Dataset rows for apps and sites
○ ○ ○ ○

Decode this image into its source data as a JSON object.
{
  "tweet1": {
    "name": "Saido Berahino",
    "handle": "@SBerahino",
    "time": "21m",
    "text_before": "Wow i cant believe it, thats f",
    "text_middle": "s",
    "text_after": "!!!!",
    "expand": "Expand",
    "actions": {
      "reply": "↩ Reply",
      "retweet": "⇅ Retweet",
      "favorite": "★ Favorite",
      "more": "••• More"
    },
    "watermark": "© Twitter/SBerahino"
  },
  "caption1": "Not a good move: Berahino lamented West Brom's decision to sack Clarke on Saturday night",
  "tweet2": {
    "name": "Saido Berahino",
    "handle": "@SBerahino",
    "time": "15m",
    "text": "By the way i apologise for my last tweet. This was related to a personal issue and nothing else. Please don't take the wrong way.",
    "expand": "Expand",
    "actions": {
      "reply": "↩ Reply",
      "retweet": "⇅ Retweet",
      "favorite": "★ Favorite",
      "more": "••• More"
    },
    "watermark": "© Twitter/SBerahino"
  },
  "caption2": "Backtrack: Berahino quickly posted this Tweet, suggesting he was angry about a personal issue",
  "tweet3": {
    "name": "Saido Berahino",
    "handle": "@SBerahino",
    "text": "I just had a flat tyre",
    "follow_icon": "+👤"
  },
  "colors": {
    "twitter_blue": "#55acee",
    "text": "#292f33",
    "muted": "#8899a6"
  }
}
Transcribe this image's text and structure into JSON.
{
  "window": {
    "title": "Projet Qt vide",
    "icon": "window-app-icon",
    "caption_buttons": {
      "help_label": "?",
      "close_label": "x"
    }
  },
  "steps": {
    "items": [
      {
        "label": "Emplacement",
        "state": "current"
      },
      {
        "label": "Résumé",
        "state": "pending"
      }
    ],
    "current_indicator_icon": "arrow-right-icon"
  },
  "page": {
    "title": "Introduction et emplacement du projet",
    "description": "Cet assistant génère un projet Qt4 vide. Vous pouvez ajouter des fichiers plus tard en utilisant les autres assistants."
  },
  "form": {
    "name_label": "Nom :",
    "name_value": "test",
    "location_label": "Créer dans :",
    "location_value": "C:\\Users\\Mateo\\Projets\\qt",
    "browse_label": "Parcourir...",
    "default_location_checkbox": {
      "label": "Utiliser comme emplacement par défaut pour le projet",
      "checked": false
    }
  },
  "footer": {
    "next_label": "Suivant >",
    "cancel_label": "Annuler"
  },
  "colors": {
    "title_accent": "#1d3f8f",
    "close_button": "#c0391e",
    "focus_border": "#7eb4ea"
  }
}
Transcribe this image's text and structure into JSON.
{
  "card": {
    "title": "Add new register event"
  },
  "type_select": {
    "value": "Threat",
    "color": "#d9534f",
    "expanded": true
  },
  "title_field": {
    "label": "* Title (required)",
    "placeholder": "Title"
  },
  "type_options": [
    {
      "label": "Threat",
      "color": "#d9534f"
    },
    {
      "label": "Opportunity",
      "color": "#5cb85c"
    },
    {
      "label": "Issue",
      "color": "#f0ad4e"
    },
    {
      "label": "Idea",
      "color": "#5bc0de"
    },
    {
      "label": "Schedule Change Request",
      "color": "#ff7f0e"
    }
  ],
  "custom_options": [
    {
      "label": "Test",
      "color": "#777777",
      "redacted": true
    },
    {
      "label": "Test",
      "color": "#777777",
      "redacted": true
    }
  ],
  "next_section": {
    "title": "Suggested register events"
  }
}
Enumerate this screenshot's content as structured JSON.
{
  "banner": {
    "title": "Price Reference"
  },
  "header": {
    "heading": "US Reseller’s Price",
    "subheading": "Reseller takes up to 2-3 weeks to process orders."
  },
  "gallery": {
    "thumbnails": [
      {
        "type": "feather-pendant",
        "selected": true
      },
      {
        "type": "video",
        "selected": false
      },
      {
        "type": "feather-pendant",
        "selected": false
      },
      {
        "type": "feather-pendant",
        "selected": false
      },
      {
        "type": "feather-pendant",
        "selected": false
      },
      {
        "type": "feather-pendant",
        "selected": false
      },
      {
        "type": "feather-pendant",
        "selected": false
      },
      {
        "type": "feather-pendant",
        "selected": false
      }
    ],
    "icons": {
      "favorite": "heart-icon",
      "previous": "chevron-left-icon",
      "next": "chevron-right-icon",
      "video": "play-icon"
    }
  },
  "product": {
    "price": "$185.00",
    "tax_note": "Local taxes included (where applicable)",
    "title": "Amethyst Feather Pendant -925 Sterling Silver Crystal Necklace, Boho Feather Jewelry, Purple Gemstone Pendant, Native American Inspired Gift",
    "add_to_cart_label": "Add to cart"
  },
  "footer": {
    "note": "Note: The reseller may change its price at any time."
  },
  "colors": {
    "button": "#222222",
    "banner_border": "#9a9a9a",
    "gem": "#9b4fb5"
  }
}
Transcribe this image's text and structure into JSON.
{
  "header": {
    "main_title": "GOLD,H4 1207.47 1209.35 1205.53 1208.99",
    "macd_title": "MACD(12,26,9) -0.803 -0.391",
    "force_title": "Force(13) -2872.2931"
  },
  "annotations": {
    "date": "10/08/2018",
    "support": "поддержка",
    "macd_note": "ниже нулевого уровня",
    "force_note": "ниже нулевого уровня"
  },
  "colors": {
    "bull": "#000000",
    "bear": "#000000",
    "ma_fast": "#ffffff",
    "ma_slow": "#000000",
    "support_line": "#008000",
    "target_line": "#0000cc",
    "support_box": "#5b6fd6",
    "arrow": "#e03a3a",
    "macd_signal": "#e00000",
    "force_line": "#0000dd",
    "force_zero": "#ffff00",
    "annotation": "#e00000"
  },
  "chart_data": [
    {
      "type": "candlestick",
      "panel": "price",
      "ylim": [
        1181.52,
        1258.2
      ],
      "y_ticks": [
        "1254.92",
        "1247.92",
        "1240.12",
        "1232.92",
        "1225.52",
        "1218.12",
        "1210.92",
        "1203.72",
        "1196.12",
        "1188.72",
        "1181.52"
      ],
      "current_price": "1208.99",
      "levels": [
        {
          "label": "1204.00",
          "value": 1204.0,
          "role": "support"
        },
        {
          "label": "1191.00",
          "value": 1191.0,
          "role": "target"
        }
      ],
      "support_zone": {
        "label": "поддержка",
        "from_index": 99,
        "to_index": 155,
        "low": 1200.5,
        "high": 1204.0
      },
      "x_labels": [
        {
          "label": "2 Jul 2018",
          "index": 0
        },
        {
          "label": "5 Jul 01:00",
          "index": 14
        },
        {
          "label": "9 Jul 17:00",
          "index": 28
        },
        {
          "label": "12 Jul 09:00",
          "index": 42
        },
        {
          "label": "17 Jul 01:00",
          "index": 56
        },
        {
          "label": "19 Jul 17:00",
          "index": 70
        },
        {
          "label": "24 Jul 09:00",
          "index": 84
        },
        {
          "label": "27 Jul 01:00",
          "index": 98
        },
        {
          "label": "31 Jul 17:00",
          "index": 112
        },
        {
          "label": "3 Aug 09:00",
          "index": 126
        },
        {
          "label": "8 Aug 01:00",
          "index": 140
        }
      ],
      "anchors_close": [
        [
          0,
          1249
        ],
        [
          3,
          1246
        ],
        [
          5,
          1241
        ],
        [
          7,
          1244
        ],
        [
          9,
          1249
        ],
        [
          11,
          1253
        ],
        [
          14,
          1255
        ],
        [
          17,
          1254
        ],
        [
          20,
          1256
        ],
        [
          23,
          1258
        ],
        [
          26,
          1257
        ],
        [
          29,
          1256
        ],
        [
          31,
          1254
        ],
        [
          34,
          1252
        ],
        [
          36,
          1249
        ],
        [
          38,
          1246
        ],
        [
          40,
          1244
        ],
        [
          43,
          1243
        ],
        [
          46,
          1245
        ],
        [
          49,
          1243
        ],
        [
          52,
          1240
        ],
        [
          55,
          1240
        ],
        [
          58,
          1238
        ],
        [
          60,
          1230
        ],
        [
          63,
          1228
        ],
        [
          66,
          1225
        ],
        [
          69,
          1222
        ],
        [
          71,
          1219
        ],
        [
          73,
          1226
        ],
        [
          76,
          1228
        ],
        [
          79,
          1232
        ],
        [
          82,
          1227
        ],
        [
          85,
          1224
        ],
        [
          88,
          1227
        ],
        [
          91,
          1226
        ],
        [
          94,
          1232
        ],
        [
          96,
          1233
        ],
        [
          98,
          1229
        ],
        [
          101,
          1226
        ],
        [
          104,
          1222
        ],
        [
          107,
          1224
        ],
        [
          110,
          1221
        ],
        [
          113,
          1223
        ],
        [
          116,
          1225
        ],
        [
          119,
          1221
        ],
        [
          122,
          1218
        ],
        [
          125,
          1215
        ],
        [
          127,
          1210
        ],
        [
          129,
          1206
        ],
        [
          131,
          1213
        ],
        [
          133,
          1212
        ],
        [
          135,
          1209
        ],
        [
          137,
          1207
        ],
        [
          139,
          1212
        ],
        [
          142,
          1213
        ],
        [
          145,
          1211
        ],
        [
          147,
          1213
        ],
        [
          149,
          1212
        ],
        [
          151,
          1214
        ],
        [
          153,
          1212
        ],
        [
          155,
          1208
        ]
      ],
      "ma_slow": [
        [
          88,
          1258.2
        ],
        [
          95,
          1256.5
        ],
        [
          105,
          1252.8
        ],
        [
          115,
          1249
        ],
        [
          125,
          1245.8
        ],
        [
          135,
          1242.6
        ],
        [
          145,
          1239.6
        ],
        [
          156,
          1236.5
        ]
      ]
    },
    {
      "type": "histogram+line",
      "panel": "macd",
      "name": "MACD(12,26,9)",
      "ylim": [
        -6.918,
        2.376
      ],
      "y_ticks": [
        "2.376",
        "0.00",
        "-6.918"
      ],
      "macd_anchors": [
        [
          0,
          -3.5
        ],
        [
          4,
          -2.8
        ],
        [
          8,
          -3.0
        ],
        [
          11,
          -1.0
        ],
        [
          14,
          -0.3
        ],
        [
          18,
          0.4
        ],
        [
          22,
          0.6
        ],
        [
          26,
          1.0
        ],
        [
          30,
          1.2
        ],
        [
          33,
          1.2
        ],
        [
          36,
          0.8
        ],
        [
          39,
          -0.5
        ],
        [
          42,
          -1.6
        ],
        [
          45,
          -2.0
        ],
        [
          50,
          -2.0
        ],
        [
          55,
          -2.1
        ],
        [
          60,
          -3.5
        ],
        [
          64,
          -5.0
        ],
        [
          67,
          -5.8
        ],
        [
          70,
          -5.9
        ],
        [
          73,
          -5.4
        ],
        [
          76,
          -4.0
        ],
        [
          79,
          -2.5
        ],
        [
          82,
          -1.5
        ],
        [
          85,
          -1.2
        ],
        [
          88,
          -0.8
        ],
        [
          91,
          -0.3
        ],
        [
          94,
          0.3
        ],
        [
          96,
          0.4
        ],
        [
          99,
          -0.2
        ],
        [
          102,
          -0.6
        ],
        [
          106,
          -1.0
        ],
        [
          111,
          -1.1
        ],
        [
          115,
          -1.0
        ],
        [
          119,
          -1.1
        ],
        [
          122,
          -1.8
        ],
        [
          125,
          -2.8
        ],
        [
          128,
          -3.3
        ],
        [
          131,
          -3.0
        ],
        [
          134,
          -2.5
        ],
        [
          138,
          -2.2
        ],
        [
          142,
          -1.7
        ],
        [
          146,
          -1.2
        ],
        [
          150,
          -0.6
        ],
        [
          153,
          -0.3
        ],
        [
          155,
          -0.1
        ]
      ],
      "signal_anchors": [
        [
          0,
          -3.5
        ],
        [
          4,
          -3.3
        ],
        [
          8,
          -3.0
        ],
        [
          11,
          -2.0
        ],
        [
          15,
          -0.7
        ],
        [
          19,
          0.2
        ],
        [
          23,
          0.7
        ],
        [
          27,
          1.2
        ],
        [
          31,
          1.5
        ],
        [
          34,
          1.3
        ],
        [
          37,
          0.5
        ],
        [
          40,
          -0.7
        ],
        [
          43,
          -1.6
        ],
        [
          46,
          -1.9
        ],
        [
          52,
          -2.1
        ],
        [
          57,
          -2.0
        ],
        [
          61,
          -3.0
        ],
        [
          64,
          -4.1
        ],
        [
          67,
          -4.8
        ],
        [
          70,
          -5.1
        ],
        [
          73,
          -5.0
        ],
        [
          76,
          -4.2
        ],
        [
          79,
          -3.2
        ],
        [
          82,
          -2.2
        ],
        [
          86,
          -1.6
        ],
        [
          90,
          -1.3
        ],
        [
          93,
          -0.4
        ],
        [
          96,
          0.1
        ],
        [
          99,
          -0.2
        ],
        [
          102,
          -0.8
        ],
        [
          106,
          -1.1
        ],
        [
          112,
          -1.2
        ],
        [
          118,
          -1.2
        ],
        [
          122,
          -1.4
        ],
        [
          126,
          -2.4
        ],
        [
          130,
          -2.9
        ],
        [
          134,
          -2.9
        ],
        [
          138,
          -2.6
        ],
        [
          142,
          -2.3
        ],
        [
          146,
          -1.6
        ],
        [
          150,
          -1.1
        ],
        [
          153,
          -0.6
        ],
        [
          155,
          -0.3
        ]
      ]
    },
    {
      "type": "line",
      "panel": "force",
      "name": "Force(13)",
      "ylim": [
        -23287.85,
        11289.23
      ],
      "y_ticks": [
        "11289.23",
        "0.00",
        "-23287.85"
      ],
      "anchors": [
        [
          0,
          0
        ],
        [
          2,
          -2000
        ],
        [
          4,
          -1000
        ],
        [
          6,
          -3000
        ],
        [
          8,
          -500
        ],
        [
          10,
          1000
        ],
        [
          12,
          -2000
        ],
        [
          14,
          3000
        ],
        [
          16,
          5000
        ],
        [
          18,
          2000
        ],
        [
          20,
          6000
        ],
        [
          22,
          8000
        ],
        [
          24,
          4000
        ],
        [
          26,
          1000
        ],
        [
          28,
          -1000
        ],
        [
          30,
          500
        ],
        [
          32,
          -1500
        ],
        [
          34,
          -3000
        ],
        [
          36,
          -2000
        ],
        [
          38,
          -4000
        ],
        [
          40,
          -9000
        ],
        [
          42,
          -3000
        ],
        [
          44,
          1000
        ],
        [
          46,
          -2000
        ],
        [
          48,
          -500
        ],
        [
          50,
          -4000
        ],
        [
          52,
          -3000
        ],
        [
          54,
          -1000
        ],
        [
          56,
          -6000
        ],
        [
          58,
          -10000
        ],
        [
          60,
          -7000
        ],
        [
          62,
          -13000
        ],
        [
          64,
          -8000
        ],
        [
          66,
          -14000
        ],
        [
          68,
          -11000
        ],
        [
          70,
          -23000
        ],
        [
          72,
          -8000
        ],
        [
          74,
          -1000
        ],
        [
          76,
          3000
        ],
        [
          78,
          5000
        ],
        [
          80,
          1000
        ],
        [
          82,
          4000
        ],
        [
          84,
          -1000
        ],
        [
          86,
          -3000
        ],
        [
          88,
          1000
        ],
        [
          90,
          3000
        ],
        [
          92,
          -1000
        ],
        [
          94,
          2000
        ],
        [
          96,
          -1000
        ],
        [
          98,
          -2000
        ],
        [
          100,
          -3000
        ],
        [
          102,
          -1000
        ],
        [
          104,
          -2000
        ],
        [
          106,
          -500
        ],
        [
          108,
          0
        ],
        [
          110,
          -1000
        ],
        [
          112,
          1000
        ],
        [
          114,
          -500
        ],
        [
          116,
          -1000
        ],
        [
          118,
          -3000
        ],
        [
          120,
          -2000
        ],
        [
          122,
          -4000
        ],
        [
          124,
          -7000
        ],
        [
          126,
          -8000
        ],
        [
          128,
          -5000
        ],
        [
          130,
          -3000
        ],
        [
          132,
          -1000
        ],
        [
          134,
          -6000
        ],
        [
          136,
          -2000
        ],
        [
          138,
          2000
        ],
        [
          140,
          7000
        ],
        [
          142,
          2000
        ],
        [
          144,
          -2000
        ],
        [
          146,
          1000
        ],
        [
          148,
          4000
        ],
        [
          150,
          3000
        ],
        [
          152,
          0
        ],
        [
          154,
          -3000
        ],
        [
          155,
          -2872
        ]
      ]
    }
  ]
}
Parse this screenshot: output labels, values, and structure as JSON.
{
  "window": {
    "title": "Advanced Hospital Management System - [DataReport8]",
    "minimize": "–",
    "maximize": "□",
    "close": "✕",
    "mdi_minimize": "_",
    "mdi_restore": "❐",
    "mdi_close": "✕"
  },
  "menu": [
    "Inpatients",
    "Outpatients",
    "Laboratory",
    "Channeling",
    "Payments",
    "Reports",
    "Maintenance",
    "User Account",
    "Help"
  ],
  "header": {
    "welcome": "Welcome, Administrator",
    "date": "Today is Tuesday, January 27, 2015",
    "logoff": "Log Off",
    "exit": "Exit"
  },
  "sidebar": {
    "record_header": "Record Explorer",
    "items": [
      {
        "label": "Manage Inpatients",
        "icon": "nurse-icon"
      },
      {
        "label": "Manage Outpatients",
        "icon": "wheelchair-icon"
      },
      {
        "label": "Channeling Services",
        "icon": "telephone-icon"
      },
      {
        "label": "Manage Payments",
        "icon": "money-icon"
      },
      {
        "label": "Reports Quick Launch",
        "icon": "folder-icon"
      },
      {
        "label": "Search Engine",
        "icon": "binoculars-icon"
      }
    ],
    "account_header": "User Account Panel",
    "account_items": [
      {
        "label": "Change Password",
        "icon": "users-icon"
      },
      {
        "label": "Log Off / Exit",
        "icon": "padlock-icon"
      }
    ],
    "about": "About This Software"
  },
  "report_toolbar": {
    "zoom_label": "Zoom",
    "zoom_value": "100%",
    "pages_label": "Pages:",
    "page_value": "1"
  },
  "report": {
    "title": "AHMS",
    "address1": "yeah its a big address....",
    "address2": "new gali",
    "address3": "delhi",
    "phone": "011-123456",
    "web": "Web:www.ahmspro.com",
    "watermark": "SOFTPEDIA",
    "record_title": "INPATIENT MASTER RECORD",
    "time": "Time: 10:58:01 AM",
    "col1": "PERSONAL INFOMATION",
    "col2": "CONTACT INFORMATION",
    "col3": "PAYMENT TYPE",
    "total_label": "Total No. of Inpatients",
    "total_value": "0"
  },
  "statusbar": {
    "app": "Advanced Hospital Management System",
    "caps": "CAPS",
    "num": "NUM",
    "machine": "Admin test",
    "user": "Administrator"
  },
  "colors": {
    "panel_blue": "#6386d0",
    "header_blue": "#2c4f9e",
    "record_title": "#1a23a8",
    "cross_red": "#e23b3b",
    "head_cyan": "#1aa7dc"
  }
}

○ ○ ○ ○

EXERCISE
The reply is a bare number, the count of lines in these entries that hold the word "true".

ANSWER TO THIS TASK
4